Kate Groobey (b1979, Leeds) combines painting and performance to break down barriers between her audience, her protagonist and herself as performer. For her latest series, Female Stallion, which comprises six large canvases with their associated soundtracks and performances, her muse is her wife, the writer and poet Jina Khayyer, and her purpose is to create a safe, feminine and queer space, which might ideally make people feel inspired, stronger and more empowered.
Groobey, who studied at the Ruskin School of Drawing and Fine Art, University of Oxford, and the Royal College of Art, London, was the first woman to win the prestigious Daiwa Foundation Art Prize in 2018. The ensuing residency in Japan provided plentiful inspiration for her work, as have her many other encounters with different cultures and languages. It is perhaps unsurprising that the mouth – and lips and tongue – are common motifs and focal points in her paintings.

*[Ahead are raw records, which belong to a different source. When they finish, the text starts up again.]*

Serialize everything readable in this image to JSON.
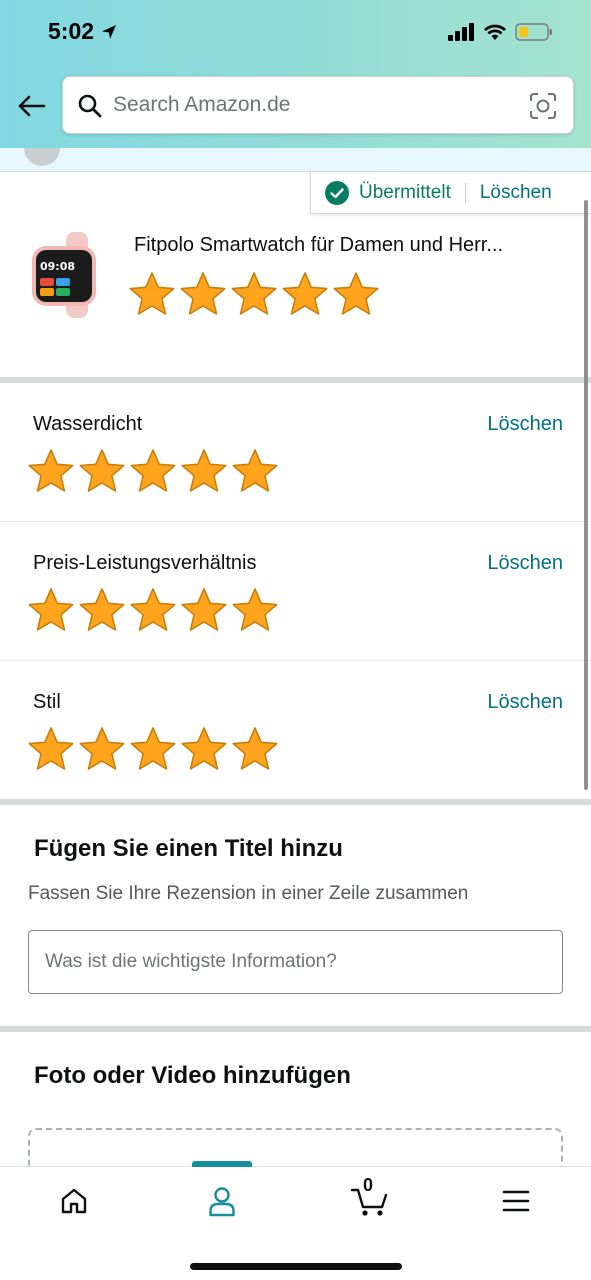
{
  "status_bar": {
    "time": "5:02"
  },
  "search": {
    "placeholder": "Search Amazon.de"
  },
  "submission": {
    "status": "Übermittelt",
    "delete": "Löschen"
  },
  "product": {
    "title": "Fitpolo Smartwatch für Damen und Herr...",
    "thumb_time": "09:08",
    "rating": 5,
    "max_rating": 5
  },
  "attributes": [
    {
      "label": "Wasserdicht",
      "delete": "Löschen",
      "rating": 5
    },
    {
      "label": "Preis-Leistungsverhältnis",
      "delete": "Löschen",
      "rating": 5
    },
    {
      "label": "Stil",
      "delete": "Löschen",
      "rating": 5
    }
  ],
  "title_section": {
    "heading": "Fügen Sie einen Titel hinzu",
    "subheading": "Fassen Sie Ihre Rezension in einer Zeile zusammen",
    "placeholder": "Was ist die wichtigste Information?"
  },
  "media_section": {
    "heading": "Foto oder Video hinzufügen"
  },
  "bottom_nav": {
    "items": [
      {
        "icon": "home-icon",
        "active": false
      },
      {
        "icon": "account-icon",
        "active": true
      },
      {
        "icon": "cart-icon",
        "active": false
      },
      {
        "icon": "menu-icon",
        "active": false
      }
    ],
    "cart_count": "0"
  },
  "colors": {
    "link": "#007185",
    "success": "#067d62",
    "star_fill": "#ffa41c",
    "active_tab": "#168f9c",
    "header_gradient_start": "#82d8e3",
    "header_gradient_end": "#a5e4cf"
  }
}
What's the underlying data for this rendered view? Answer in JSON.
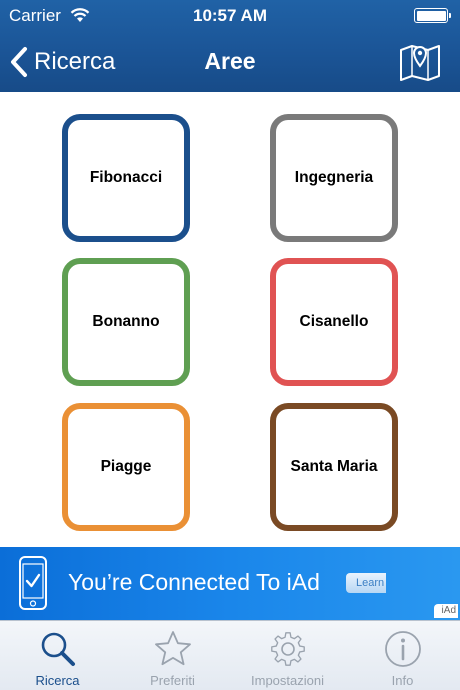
{
  "status_bar": {
    "carrier": "Carrier",
    "time": "10:57 AM"
  },
  "nav": {
    "back_label": "Ricerca",
    "title": "Aree"
  },
  "areas": [
    {
      "name": "Fibonacci",
      "color": "#1b4f8c"
    },
    {
      "name": "Ingegneria",
      "color": "#7a7a7a"
    },
    {
      "name": "Bonanno",
      "color": "#5f9f52"
    },
    {
      "name": "Cisanello",
      "color": "#e05353"
    },
    {
      "name": "Piagge",
      "color": "#ea9035"
    },
    {
      "name": "Santa Maria",
      "color": "#7a4a24"
    }
  ],
  "ad": {
    "text": "You’re Connected To iAd",
    "button": "Learn More",
    "tag": "iAd"
  },
  "tabs": [
    {
      "label": "Ricerca",
      "icon": "magnifier-icon",
      "active": true
    },
    {
      "label": "Preferiti",
      "icon": "star-icon",
      "active": false
    },
    {
      "label": "Impostazioni",
      "icon": "gear-icon",
      "active": false
    },
    {
      "label": "Info",
      "icon": "info-icon",
      "active": false
    }
  ],
  "colors": {
    "nav_blue": "#1b5597",
    "active_tab": "#1b4f8c",
    "inactive_tab": "#9aa3ae"
  }
}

In her performances, the protagonist literally steps out of the canvas, as Groobey dresses as, embodies and becomes her character. Both the performances and the paintings are full of vigour, and her unencumbered gestural style is energetic and dynamic.
In this Zoom interview for Studio International, Groobey talks about her process, her inspirations and the importance of painting as a means of communication.
Read the interview here